### Goal of the exercise
Look through the records and copy each line with the string "Normal" in it.

Website and app data records

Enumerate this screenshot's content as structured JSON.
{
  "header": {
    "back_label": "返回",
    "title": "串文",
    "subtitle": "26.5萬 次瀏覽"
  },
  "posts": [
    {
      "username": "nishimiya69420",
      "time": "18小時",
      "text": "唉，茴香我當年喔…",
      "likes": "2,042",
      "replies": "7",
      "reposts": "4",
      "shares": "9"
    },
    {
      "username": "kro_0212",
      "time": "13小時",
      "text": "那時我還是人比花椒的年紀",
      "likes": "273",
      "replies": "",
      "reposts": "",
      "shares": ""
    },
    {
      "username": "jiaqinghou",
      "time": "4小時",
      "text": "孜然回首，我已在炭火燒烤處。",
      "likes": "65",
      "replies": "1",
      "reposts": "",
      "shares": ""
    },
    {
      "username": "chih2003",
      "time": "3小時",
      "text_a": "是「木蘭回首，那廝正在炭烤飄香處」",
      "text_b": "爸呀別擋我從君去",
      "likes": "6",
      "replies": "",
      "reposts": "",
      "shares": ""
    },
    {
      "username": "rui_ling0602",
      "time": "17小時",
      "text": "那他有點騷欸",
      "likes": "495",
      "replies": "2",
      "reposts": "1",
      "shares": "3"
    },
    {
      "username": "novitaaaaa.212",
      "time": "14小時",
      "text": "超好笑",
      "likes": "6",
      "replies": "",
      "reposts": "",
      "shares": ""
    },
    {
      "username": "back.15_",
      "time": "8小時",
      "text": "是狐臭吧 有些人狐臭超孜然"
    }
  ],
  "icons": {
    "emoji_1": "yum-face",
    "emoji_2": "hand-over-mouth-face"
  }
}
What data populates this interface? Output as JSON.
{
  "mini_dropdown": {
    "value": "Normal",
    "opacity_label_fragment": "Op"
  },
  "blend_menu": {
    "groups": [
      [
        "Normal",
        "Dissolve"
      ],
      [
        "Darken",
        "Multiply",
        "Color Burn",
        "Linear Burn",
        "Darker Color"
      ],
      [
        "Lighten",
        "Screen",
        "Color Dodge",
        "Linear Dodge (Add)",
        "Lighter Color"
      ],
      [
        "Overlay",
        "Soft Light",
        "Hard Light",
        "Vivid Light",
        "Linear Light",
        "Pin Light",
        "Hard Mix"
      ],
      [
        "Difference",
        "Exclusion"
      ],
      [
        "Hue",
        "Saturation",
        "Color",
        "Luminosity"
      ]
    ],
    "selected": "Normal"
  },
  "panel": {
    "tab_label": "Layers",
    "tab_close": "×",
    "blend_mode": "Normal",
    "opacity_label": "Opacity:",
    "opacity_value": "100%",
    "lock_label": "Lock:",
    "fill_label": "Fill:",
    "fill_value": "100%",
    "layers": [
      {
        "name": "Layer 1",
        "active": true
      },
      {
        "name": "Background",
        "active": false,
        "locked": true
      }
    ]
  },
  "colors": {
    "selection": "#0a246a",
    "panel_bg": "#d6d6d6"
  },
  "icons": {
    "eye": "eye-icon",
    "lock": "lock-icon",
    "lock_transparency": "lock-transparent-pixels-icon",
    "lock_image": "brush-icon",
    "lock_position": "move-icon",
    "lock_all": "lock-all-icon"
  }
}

### Exercise response
    "value": "Normal",
        "Normal",
    "selected": "Normal"
    "blend_mode": "Normal",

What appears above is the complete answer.